Start of Supplied material
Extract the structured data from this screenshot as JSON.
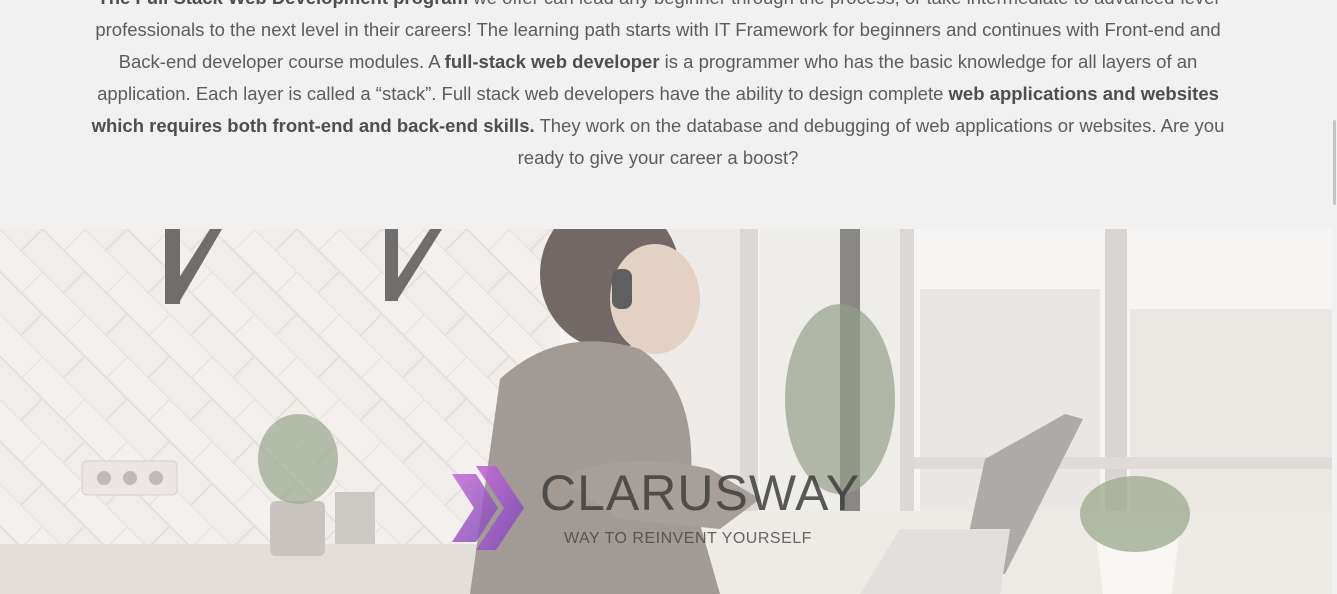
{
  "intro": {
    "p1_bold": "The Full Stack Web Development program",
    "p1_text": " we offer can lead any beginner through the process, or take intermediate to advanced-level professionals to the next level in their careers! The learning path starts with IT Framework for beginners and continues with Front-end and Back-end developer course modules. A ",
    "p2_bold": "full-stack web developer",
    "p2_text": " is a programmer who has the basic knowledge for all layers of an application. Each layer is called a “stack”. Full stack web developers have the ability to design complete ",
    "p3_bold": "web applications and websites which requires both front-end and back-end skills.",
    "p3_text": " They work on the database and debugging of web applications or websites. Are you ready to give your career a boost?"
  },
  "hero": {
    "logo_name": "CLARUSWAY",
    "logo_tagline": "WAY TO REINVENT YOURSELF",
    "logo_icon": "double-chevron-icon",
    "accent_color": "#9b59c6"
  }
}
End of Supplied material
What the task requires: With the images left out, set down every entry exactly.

Solved exercise:
Extract the structured data from this screenshot as JSON.
{
  "intro": {
    "p1_bold": "The Full Stack Web Development program",
    "p1_text": " we offer can lead any beginner through the process, or take intermediate to advanced-level professionals to the next level in their careers! The learning path starts with IT Framework for beginners and continues with Front-end and Back-end developer course modules. A ",
    "p2_bold": "full-stack web developer",
    "p2_text": " is a programmer who has the basic knowledge for all layers of an application. Each layer is called a “stack”. Full stack web developers have the ability to design complete ",
    "p3_bold": "web applications and websites which requires both front-end and back-end skills.",
    "p3_text": " They work on the database and debugging of web applications or websites. Are you ready to give your career a boost?"
  },
  "hero": {
    "logo_name": "CLARUSWAY",
    "logo_tagline": "WAY TO REINVENT YOURSELF",
    "logo_icon": "double-chevron-icon",
    "accent_color": "#9b59c6"
  }
}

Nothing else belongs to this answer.